-Herb Brooks, US Olympic Hockey Team Coach- 1980
How many times have you witnessed in person or on TV an extraordinary feat or accomplishment in sports or a personal triumph? Perhaps the Men’s USA hockey team winning the gold medal at the Olympics or watching my friend Rowdy Gaines in 1984 win three Olympic gold medals four years after he was in the prime of his swimming career. Or Nelson Mandela being freed from a South African prison after 27 years. Or Felix Baumgartner in 2012 free falling from an altitude of 127,822 feet, reaching speeds approaching 844 MPH before his Red Bull parachute opened and returned him safely to earth. These are unforgettable moments in history that resonate with large swaths of people. Sometimes they must be seen to be believed.
With cell phone cameras and CCTV almost everywhere, we often see random acts of kindness or courage where someone faces adversity to help a person in need. Maybe it is helping an elderly woman who is a victim of a random attack on a street corner or train station; maybe it’s in a church or at a ball field—perhaps pulling an exhausted animal out of a frozen pond. These are great moments of triumph that are born from great opportunity.
And yet other times, we witness truly disappointing events that, with different people or circumstances, the outcome could have been amazing. One example is witnessing the downward spiral of some political leaders who constantly engage in name-calling, demagoguing, or just a lack of statesmanship. Just think how great our nation could be if they sat down and worked full days and weeks at legislating and arguing their point rather than fundraising or positioning for their few minutes of fame on cable tv. What if they worked as hard at persuading us as discounting us?
I understand the job can be difficult in many ways, but too many elected officials spend much of their time simply looking for sound bites and posturing.
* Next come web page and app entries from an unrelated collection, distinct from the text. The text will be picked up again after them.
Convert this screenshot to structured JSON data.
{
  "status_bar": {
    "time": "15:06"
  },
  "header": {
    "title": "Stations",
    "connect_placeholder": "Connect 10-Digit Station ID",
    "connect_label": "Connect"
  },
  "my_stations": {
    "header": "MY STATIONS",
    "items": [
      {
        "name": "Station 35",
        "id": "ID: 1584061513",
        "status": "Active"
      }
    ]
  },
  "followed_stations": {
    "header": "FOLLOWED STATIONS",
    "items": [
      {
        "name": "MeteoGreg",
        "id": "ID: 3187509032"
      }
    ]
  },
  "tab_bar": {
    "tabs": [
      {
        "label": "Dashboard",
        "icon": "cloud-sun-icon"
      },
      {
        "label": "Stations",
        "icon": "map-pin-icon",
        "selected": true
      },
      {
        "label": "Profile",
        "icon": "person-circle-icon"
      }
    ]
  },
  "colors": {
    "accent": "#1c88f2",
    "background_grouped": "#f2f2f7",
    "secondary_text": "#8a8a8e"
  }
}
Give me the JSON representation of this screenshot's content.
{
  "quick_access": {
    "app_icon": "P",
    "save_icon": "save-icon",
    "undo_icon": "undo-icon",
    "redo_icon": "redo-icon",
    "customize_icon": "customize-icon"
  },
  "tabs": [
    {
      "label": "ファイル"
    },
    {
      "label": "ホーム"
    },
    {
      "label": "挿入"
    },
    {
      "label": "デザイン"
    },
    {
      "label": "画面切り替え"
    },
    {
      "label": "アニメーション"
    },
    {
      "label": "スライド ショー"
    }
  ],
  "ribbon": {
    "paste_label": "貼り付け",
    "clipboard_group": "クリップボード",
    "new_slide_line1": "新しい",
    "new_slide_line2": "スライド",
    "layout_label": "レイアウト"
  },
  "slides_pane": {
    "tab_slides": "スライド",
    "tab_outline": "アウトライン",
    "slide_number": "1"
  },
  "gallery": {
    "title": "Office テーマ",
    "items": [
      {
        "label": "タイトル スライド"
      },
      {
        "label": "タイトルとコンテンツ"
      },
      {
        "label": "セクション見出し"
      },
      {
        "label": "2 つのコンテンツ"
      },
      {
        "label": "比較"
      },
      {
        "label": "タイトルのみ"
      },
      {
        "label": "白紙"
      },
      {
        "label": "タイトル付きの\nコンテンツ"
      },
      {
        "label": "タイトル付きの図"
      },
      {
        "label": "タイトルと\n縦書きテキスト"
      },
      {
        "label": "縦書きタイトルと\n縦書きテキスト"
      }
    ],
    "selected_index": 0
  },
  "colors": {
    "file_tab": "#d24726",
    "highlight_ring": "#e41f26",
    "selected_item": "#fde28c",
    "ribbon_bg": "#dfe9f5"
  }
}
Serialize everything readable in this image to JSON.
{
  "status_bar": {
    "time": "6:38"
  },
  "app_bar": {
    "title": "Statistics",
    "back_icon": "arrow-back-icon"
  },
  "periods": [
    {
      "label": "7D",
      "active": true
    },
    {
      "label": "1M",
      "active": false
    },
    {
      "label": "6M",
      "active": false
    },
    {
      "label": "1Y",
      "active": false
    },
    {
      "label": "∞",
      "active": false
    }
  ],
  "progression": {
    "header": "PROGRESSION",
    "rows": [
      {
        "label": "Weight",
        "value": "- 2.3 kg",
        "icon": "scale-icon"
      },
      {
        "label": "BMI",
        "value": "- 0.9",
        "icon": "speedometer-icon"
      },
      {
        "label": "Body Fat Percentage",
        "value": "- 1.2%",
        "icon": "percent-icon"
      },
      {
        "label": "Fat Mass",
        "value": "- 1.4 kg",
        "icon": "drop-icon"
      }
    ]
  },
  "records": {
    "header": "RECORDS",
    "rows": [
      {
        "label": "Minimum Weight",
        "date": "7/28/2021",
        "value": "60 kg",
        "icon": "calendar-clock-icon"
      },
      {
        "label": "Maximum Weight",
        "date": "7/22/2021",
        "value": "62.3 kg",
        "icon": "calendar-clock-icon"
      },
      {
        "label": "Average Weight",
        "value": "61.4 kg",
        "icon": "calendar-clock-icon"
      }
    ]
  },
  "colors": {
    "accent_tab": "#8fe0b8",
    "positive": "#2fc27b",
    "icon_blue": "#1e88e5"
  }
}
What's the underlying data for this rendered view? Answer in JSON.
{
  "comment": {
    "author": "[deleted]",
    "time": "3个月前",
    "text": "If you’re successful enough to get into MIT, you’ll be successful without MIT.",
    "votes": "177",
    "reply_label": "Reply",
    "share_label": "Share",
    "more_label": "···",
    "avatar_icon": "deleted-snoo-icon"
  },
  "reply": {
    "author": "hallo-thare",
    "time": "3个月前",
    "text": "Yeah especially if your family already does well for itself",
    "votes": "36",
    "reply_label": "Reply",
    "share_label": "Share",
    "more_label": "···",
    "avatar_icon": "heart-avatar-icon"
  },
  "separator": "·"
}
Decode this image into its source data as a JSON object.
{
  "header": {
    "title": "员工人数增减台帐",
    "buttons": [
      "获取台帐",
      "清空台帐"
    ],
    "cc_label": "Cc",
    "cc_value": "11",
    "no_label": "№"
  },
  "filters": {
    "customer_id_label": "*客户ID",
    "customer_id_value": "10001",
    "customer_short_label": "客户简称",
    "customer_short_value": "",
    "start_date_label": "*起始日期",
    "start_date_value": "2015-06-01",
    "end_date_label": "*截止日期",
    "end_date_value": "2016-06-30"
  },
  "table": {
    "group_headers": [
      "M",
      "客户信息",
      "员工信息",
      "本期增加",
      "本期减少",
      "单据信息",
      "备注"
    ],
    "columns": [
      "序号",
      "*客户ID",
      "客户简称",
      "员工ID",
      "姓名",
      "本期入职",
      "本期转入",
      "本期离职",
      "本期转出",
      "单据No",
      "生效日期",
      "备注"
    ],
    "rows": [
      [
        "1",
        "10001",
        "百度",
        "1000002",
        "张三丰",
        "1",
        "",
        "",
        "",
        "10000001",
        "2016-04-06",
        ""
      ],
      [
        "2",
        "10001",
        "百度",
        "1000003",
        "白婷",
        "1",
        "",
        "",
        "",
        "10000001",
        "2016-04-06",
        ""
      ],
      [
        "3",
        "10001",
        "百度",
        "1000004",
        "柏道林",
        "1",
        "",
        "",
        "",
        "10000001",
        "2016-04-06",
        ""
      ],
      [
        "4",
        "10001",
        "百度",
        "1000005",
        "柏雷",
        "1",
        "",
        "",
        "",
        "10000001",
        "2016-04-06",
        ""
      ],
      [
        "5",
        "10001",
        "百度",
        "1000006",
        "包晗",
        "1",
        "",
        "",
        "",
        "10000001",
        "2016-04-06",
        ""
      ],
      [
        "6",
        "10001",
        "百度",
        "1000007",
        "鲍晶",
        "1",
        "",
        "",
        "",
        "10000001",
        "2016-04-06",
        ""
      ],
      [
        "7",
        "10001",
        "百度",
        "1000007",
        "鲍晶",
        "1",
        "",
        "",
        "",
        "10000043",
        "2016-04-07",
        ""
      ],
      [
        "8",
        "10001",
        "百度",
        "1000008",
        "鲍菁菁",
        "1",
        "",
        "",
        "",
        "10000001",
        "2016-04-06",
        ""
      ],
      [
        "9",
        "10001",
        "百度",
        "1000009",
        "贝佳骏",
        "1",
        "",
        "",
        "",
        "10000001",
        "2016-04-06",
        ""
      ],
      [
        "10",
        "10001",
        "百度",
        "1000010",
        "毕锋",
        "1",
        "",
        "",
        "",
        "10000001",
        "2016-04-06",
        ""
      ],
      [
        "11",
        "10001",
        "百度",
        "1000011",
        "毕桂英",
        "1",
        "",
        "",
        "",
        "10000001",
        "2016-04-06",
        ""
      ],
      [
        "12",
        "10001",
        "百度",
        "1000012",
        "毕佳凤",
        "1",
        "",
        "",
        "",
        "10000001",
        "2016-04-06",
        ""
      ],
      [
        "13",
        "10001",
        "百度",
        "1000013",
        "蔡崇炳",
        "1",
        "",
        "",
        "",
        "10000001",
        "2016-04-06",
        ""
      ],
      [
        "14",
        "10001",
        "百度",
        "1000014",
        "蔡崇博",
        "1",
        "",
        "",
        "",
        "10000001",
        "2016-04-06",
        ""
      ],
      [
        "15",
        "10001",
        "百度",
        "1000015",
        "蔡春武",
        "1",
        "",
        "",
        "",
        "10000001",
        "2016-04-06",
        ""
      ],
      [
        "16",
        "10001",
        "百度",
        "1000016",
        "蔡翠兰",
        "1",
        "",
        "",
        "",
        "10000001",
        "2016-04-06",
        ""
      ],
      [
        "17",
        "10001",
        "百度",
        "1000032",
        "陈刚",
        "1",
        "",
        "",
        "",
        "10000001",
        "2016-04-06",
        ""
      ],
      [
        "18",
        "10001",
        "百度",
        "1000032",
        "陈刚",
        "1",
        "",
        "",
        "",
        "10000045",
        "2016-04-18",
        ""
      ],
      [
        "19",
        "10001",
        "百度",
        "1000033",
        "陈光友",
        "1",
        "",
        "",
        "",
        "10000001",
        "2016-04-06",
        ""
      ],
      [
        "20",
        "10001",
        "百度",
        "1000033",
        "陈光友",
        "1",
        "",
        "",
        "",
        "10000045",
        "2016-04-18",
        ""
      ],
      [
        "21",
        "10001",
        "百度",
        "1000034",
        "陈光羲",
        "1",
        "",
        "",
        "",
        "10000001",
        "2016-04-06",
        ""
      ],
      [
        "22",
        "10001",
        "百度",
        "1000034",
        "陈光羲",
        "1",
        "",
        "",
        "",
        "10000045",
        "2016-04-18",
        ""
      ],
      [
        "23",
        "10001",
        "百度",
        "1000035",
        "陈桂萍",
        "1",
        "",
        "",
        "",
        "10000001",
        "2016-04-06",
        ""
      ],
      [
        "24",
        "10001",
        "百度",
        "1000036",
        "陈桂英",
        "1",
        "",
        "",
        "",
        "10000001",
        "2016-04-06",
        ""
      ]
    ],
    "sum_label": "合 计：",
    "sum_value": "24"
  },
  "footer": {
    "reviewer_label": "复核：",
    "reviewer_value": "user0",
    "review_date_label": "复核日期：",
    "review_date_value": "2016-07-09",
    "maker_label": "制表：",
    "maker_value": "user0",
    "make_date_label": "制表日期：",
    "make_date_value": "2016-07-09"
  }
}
They are not creating anything. They are not making a product or enhancing a service. They aren’t on the floor of a manufacturing plant learning how hard it is to make things, and rarely are they in the middle of a key policy discussion trying to make the seemingly impossible be possible. We have elected officials who have accomplished very little in their lives but have figured out how to get elected and stay on the public payroll for extended periods.
What if we demanded they rise to the occasion like Mandela did, or the US hockey team did, or Rowdy Gaines and Felix Baumgartner did? What if accomplished, humble people decided to give of themselves in the public forum, contribute to the public good and then return home to their everyday lives and jobs living in the society they helped to create and mold? There are great opportunities to make history right now. Who will seize this moment of greatness?